It is important to get the single-truck operation with two employees functioning well before moving on. This gives you an opportunity to learn how to lead employees while they are under your direct supervision. This will help prepare you for when you have unsupervised field employees. It also offers you the opportunity to get your office organized and develop systems.
Once you maximize the first truck, you have an infrastructure to serve as a foundation for adding your second truck.
Now that your cleaning assistant is trained as a lead technician, hire an assistant to work with your technician. Train this person to be a lead technician (your original technician will be helpful in modeling what you have already taught him.)
Purchase your second truck and use it as your vehicle. You will spend your time supervising the jobs, providing on-site training as well as communicating with your clients, doing spotting jobs, and supporting larger jobs with the second vehicle.
Resist the temptation to run the second vehicle full time at this point. You need to build infrastructure!
When your technician’s assistant is fully trained as a lead tech, launch your second truck with him as the technician. Next, hire an assistant for each of your technicians and immediately begin to train them as co-technicians.
The end result is that you have two trucks with two technicians. If someone calls in sick or quits, the schedule still runs. If you have to fire someone, the schedule still runs. When you get ready to expand to three trucks, you have a technician-in-waiting. Having four technicians helps on big jobs as well. Four wands can make a big difference on a large commercial job.
This will be the most challenging time of your career. The process will require lots of hard work, organization, and much trial and error. Hiring and training a net of three people (you will likely go through many more than that to net three) while continuing to run your business is no easy feat. But, if you will make the investment in building it right, you will end up with a strong two-truck company with lots of depth and capability.
Other models may be easier, but are too fragile and undependable. At any moment they can turn into disaster. With this model, you will be able to grow your company as big as you want.
The Marketing SystemGetting enough business to survive is one thing. Producing a predictable amount of revenue to support five employees, your salary and a profit margin is something else.
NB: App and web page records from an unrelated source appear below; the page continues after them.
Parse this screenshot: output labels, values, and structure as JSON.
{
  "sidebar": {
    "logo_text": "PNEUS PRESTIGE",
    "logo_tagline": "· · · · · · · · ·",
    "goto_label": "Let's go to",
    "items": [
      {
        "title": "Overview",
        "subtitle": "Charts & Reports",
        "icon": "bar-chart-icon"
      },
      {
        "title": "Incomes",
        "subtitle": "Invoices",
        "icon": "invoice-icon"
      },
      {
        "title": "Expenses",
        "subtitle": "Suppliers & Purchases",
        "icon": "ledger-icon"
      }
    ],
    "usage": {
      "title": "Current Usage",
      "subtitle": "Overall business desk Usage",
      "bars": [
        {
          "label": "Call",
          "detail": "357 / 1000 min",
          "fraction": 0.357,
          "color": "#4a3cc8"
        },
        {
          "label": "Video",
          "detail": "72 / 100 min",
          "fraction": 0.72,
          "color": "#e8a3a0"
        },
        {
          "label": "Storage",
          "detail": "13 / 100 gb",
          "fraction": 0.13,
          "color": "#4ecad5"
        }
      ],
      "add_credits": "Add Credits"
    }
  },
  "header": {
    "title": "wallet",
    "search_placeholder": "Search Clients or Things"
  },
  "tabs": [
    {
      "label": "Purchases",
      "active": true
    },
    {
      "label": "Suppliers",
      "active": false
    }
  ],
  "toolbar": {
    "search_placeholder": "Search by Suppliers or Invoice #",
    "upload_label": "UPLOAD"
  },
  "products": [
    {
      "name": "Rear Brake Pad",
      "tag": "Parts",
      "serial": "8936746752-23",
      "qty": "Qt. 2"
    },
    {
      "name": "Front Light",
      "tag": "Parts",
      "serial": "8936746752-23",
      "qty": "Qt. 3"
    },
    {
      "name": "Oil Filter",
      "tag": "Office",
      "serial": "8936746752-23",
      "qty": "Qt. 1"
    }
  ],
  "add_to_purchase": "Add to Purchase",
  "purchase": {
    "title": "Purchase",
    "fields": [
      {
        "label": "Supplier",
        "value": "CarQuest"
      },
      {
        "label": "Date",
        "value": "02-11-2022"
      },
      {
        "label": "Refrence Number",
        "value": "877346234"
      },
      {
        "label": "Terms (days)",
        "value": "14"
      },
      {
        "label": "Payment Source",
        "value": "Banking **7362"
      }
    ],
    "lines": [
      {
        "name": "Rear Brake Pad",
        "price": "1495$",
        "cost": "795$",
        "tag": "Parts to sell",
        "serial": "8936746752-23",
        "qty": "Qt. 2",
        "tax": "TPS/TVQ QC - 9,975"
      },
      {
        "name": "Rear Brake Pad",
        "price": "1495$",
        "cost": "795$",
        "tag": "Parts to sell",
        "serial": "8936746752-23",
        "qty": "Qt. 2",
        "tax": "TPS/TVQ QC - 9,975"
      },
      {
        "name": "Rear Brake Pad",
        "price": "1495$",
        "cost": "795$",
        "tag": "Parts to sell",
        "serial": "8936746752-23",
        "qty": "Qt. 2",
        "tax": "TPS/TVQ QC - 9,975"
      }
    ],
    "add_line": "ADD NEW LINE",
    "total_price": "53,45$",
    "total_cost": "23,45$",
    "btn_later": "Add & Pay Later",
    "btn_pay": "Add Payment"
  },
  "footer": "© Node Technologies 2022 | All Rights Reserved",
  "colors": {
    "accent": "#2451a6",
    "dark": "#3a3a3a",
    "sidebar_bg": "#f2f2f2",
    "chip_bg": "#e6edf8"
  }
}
Know exactly how you will produce the income. No guessing allowed here. Develop a plan that will drive more business than you need. Duplicate and systematize what you have done in the past. Make sure you have more than enough business coming in before expanding.
If I had it all to do over again, I would operate out of excess instead of desperate need. If you do not organize your marketing system ahead of time, you will get so busy training people and putting out fires that your marketing will run out of steam. Take a serious look at what it will take to bring in the amount of revenue you need and work it into your overall plan.
This may seem overwhelming and discouraging, but can you imagine realizing all of this after buying trucks and hiring people? That’s what happened to me. Thank God for the opportunity to learn how to do it right. Now you have the opportunity to study these dynamics before shedding years of blood, sweat, and tears.
Trust me, it’s worth the trip.
The rewards of a predictable, profitable, turn-key operation are awesome. After a while you forget about the pain you went through, and you enjoy your life. So, if you are not happy cleaning cat pee out of a carpet, and have the desire to be the business owner instead of the technician, know that you can do it, and you can feel the joy of accomplishing something that many never do!